◆ **Exercise directions**
In the listing below, find each line with the string "Moderate" and return it.

◆ **Information given**
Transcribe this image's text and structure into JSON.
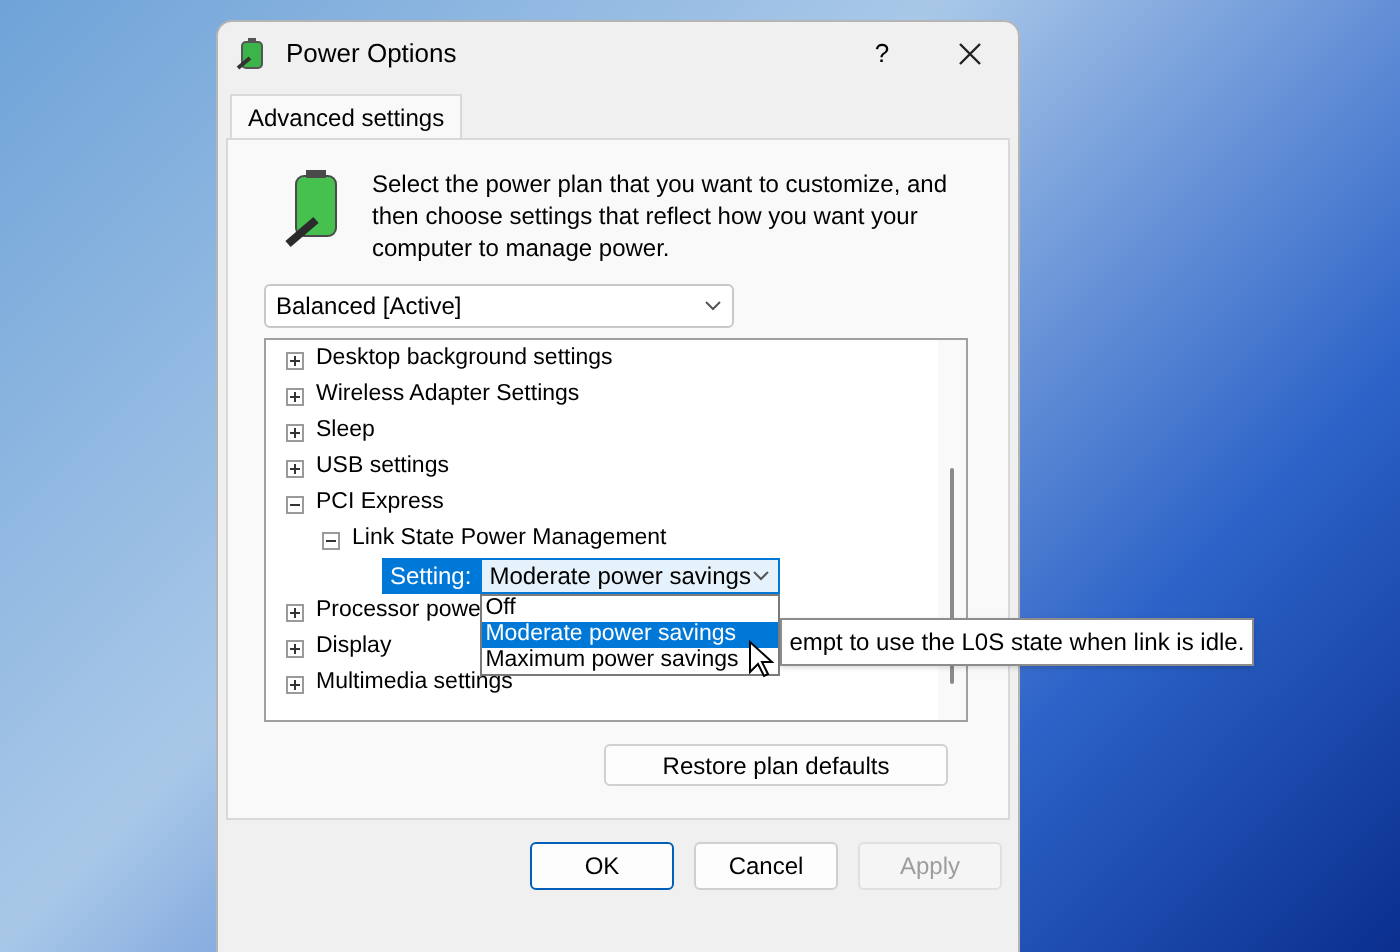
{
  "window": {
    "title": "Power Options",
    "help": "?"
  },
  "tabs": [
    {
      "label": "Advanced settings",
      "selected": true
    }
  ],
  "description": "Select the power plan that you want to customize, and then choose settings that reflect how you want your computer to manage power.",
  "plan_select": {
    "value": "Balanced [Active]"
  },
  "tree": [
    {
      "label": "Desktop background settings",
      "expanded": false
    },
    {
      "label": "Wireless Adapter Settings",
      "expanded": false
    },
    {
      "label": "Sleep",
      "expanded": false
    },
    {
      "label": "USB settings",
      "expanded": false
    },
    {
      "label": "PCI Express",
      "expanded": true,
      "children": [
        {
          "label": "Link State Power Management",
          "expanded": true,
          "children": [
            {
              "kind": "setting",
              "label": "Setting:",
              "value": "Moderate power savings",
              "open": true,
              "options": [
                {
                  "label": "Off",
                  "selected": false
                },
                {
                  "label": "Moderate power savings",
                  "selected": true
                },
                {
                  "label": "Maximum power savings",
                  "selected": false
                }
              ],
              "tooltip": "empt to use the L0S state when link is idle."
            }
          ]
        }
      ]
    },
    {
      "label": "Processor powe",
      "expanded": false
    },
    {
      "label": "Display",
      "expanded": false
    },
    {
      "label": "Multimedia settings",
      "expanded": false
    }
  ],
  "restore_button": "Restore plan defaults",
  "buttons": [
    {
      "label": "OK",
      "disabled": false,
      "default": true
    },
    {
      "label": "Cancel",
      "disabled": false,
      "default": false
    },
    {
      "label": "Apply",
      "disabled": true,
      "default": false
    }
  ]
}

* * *

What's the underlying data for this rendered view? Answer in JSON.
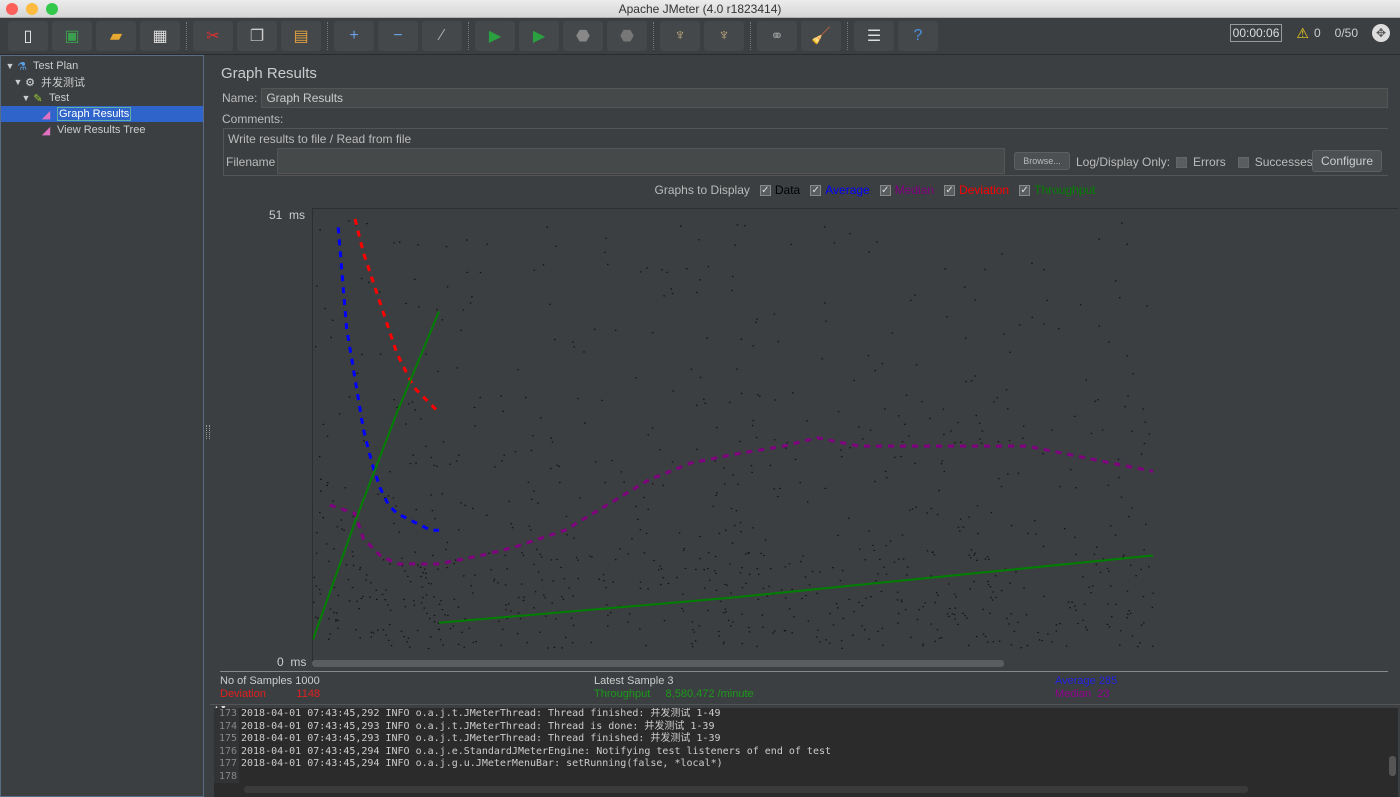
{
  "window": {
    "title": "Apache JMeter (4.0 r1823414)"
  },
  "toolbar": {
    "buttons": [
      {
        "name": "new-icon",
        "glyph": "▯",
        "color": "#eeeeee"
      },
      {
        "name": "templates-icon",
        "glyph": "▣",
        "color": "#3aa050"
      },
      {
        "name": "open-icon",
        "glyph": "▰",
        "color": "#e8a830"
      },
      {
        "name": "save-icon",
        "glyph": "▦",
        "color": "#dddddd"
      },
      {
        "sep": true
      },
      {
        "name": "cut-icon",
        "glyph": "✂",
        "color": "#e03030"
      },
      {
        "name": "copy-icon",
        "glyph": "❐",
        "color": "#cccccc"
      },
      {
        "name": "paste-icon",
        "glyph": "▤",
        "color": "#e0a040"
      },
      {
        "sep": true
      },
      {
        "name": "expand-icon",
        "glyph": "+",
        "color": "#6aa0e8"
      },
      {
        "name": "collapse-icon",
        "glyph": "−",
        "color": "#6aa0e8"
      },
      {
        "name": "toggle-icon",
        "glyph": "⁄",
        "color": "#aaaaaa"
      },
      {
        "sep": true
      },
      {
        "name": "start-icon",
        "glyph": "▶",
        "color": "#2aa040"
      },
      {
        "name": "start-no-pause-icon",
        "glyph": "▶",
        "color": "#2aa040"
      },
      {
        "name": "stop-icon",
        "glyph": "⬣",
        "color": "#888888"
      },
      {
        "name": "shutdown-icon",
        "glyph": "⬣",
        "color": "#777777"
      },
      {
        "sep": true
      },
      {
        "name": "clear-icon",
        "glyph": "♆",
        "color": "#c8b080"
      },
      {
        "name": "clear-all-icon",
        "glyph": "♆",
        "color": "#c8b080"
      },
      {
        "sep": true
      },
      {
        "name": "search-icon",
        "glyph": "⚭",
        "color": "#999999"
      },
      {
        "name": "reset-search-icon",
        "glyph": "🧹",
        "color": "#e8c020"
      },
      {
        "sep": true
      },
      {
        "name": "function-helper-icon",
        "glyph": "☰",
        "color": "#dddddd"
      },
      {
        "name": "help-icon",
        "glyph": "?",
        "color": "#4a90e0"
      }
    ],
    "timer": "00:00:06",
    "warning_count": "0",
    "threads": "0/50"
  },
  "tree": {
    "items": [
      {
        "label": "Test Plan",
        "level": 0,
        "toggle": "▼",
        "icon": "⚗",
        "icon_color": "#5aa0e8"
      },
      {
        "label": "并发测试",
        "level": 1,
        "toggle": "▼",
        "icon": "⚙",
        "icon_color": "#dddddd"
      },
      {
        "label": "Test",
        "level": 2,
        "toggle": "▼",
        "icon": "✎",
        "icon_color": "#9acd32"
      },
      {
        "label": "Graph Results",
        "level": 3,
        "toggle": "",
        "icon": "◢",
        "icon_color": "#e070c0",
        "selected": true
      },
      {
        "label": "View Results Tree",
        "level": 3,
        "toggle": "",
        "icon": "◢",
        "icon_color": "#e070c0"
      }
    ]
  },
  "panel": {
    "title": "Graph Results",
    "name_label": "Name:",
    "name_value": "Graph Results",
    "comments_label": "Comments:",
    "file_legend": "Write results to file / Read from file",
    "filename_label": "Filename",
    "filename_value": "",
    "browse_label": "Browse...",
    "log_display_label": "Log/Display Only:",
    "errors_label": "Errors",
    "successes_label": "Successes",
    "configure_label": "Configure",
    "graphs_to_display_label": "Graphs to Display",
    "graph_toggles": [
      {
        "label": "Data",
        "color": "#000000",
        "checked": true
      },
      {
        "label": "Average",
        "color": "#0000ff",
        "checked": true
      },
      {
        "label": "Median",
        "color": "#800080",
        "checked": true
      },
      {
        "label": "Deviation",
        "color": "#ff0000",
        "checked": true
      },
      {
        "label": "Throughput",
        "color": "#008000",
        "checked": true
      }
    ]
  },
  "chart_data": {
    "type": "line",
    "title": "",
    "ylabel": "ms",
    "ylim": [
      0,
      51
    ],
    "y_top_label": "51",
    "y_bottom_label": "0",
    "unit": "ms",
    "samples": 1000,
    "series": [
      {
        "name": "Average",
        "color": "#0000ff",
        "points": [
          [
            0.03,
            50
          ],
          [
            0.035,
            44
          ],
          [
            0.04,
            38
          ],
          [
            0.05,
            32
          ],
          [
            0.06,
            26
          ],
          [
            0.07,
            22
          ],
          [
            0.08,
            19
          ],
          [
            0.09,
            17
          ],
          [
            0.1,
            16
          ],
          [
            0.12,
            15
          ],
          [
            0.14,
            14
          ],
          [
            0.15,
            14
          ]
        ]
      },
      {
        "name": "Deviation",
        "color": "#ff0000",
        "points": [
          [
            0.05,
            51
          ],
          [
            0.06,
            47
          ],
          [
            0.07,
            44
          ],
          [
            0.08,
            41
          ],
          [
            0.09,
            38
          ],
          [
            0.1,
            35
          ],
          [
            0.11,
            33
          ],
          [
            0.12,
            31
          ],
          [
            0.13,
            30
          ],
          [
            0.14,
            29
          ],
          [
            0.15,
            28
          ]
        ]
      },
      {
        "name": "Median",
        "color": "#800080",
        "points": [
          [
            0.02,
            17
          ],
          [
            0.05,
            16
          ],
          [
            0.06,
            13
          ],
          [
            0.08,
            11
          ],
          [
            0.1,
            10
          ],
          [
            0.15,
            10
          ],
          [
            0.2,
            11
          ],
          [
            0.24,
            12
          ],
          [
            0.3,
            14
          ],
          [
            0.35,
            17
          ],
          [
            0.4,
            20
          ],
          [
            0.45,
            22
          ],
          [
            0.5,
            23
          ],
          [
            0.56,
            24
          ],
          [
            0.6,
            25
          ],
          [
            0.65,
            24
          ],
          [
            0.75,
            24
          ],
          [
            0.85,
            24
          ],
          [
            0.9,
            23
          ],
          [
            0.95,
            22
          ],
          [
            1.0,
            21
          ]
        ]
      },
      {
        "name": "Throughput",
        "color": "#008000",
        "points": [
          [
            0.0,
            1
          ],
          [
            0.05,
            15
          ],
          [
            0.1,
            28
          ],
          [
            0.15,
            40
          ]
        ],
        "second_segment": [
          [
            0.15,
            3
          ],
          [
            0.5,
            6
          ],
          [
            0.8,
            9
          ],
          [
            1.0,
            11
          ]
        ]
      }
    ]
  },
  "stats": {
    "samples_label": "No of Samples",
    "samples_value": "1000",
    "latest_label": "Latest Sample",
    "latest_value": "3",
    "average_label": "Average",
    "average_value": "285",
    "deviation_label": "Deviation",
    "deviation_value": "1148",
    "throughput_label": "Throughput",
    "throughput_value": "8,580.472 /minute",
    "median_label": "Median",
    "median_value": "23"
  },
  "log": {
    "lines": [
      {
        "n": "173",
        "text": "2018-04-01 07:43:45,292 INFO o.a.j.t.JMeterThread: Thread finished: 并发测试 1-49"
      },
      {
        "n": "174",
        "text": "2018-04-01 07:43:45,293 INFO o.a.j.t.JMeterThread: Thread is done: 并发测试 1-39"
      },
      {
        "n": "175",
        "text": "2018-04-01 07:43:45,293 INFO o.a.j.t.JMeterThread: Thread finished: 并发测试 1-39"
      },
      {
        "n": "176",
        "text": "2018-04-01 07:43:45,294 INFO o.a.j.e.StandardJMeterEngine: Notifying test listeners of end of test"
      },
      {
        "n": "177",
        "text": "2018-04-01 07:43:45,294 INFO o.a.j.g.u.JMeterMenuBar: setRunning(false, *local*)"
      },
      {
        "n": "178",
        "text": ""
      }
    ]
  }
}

◆ **Reply**
              "value": "Moderate power savings",
                  "label": "Moderate power savings",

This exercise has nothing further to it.